The Nuts were inside a Nut. And they were delicious. It is almost surprising that Frank and Jan shared them!
We next headed to a trail that took us towards a pond. Out on the water, our boatman gave us a special treat - fresh Brazil Nuts! Scrumptious to such a degree that I have had to re-evaluate my opinion of Brazil Nuts upwards. Other than the 150 Wood Storks we spooked from the sight, the birds at the pond were few. But the butterflies included the dramatic Orsilochus Daggerwing (Marpesia orsilochusi) - the name refers to a shadowy mythological character from the time of the Trojan War, who may (or may not) have been a fast runner, a skilled warrior, or a warrior easily defeated and killed by numerous other figures of that initial world war.
In the late afternoon we headed to a feeder/blind. Because it was late in the day, light conditions (and our desire to avoid flash photography) means that most of my pictures are too awful to share. But the insanely patterned Bare-faced Antbird (Rhegmatorhina gymnops) begs to be photographed in any conditions.

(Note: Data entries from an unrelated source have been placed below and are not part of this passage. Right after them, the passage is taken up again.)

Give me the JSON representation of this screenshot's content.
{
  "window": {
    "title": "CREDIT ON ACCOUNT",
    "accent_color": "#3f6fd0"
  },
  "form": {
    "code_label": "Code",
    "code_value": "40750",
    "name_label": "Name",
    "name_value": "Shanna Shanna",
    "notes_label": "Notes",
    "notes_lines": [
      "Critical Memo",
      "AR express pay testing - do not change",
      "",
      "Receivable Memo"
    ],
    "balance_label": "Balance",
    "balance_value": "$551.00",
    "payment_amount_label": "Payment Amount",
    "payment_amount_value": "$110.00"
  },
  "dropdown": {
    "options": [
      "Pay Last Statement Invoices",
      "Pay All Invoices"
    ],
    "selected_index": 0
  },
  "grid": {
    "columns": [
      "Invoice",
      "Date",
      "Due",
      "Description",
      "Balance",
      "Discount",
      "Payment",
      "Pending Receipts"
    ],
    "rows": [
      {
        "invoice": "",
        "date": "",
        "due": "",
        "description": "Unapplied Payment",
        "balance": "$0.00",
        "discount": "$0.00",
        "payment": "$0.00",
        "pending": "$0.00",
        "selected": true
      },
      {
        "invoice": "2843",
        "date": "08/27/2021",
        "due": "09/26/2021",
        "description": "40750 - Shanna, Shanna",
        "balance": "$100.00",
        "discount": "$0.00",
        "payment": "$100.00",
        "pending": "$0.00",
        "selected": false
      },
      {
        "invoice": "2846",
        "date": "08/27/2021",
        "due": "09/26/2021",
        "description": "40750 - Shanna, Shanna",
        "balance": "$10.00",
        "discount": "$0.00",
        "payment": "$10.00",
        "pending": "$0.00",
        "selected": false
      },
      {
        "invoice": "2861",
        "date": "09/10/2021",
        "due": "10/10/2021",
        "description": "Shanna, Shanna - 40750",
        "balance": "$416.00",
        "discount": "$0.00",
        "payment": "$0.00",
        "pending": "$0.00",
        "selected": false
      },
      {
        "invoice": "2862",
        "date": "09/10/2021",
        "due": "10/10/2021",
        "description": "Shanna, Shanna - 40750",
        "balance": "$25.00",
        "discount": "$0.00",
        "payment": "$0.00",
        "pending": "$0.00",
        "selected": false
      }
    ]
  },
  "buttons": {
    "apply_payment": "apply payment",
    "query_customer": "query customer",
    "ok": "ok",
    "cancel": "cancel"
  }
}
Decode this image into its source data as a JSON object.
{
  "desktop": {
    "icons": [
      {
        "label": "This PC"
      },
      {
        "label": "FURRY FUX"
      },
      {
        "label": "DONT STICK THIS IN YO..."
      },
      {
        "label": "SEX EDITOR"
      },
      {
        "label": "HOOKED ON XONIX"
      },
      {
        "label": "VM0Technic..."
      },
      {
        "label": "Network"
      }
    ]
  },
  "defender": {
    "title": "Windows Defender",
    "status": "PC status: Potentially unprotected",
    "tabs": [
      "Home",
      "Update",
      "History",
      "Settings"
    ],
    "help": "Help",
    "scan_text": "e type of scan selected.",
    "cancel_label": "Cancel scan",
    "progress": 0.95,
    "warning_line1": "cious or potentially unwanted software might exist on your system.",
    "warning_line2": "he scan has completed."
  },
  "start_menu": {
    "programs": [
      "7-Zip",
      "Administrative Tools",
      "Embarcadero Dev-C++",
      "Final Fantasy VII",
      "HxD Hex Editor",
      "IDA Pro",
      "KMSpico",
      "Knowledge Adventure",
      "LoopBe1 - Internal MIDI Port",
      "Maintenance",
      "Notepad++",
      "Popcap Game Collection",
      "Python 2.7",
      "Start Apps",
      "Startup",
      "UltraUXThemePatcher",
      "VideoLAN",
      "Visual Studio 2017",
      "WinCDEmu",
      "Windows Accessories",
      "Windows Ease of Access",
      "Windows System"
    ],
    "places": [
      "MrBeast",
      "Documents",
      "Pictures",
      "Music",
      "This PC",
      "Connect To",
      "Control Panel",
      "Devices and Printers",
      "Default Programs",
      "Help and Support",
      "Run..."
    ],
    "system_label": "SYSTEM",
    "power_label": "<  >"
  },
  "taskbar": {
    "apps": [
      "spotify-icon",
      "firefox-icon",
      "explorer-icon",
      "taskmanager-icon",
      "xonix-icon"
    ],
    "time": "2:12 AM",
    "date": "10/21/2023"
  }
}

At the dinner hour we attended a presentation by Vitoria Da Riva Carvalho, who leads the efforts at Cristalino. It was inspiring to see how effectively she was preserving habitat. We didn't get out to the bug light and environs until very late. Rich and I spent some time looking at fish - a night naturalizing modality I had never tried. Loved it!
Top Row Tropical House Gecko (Hemidacylus maboula); a big fish, likely a mullet of some sort
Second Row A butterfly from the genus Leucris; a butterfly from the genus Euclera
Third Row A species of Whiptail Catfish (Loricariinae); the coolest mantis I've ever seen, in the genus Liturgusa (get it? and it's true!)
Bottom Row A neotropical grass frog (genus Leptodactylus); a happy me (earlier in the day)
I've not been commenting much on these statistical summaries, but here I want to underline "The Firehose of Knowledge" effect of this trip. On our previous trips that yielded over 100 new life birds, here is the ratio of life birds per day:
Brazil 2022 243 life birds in 7 days ≈ 34.75 life birds per day (Wings)
Ecuador 2010 206 life birds in 6 days ≈ 33.33 life birds per day (semi-private tour)
Costa Rica 2008 192 life birds in 9 days ≈ 21.33 life birds per day (private tour)
South Africa 2019 266 life birds in 15 days ≈ 18.00 life birds per day (Alvaro's Adventures)
Australia 2007 102 life birds in 9 days ≈ 11.33 life birds per day (done w/o a guide)
Mexico 2015 107 life birds in 13 days ≈ 08.25 life birds per day (QBNA)
The reason that the ratio of life birds/day is an important statistic is that the first encounter with a new bird provides a cornucopia of stimuli - visual, audio, behavioral, habitat, and more. It is not unlike meeting new people. There's a lot to take in, and a lot to learn, and some of it takes time to savor, to contemplate, and to consider. Now remember, I am also trying to do this with lichens - and to be at least casually looking at the butterflies, other insects, lizards, plants, and life in general. The fact that each day I was becoming more mentally exhausted, and less able to generate daily activities like Facebook posts should not be surprising. But wow, was it ever exhilarating. The numbers would eventually calm down, for a variety of reasons. But the effect of these first few days lingered. I often felt as if I was in a suspended state, an intellectual retention basin for a reservoir of unfiltered and not-yet-contemplated experience whose examination needed to be postponed until there was some free time. And sleep.